• _About this task_: Count the lines below that contain the word "selected", and give only that number.

• _Data provided_:
⁂
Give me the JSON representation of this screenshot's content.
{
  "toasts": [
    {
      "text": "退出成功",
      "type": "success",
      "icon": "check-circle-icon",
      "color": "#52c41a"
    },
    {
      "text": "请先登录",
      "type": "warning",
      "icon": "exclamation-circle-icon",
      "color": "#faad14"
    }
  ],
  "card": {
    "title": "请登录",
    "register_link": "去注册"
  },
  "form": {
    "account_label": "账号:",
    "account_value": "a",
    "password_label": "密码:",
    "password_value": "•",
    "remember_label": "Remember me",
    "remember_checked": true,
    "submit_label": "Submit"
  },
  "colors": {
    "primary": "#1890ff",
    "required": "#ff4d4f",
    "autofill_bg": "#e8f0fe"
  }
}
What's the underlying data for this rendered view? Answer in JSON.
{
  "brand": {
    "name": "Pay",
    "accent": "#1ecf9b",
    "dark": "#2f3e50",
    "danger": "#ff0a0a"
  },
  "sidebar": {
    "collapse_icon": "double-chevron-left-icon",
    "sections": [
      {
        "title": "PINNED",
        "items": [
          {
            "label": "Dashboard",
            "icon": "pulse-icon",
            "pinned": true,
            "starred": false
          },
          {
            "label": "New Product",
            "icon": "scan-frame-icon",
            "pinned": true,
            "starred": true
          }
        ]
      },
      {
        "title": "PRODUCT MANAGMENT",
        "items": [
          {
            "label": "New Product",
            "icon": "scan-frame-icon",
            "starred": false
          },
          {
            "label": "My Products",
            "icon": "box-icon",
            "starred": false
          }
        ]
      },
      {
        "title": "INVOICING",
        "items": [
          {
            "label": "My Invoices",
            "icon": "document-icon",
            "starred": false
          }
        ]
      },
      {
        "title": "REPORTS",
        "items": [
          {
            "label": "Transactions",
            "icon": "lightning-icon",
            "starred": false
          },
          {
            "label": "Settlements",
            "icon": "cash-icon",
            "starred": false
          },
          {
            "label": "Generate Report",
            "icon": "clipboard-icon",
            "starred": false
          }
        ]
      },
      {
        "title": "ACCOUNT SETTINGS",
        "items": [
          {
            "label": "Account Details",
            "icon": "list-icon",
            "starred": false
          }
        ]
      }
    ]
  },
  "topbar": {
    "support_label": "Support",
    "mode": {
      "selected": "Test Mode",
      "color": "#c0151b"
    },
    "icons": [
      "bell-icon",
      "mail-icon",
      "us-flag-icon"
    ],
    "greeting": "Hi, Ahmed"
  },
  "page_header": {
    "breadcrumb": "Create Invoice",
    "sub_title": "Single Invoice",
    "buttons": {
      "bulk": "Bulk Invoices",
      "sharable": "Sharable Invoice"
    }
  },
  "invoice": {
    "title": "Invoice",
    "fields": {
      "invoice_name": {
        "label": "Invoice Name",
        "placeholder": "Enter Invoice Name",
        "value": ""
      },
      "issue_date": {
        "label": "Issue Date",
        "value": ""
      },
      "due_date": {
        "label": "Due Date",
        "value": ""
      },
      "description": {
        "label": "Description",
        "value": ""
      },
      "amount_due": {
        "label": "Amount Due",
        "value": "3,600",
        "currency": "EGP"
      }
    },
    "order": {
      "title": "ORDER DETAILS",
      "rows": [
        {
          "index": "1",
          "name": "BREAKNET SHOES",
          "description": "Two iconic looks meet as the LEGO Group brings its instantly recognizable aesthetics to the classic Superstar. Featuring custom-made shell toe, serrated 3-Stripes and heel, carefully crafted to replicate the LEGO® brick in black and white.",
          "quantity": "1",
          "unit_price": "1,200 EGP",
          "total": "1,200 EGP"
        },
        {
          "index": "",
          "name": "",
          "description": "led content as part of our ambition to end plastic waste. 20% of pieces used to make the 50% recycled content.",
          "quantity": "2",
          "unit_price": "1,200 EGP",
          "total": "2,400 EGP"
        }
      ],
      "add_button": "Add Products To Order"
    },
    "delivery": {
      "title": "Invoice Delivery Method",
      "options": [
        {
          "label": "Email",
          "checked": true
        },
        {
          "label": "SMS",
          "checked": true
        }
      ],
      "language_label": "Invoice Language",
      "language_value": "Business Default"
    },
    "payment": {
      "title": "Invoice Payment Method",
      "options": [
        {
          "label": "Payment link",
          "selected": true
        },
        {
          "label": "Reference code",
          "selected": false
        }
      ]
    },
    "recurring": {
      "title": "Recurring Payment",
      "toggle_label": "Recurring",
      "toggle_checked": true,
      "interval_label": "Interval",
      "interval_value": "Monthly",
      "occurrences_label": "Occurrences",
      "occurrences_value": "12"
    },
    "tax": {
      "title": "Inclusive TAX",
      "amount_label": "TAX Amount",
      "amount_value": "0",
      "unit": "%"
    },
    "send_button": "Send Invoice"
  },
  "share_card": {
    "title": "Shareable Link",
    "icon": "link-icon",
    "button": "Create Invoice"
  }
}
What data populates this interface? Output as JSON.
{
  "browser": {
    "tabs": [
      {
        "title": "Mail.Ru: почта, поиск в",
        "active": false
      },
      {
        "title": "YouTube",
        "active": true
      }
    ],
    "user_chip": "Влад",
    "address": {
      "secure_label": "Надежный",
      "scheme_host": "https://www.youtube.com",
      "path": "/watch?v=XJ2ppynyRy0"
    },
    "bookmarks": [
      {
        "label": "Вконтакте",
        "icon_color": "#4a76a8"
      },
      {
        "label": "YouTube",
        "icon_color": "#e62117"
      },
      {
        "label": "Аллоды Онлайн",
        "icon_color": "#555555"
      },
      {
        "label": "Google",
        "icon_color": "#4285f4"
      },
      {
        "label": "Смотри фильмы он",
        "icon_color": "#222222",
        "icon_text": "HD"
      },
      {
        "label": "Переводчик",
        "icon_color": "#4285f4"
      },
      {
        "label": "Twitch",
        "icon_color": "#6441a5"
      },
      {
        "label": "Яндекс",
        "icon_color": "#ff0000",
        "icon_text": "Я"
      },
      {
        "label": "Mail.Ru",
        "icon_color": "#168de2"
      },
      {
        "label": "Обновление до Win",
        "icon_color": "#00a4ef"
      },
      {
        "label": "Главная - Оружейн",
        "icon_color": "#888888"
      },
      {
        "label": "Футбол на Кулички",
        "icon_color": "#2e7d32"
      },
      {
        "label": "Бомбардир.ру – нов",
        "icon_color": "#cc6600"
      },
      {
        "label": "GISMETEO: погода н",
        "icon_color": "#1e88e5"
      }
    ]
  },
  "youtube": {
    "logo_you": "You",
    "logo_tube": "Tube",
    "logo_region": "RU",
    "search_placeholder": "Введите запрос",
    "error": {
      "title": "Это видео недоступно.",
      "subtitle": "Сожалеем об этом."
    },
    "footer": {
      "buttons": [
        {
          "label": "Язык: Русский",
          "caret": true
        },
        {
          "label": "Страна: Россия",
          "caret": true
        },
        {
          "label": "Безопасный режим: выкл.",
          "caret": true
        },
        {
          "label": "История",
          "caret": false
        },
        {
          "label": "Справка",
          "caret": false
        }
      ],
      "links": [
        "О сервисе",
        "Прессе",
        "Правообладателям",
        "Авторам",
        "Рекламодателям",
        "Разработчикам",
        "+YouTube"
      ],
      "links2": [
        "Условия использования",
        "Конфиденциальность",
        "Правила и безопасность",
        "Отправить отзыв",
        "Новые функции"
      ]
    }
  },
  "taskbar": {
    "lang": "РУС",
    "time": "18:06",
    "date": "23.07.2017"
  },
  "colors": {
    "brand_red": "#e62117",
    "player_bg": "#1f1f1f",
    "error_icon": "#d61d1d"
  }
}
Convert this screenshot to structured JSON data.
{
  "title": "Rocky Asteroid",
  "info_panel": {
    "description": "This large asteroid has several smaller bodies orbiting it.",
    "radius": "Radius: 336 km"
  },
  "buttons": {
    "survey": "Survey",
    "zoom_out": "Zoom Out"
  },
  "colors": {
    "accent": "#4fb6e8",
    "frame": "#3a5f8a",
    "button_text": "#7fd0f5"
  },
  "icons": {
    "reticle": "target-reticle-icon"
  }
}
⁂
• _Answer section_: 3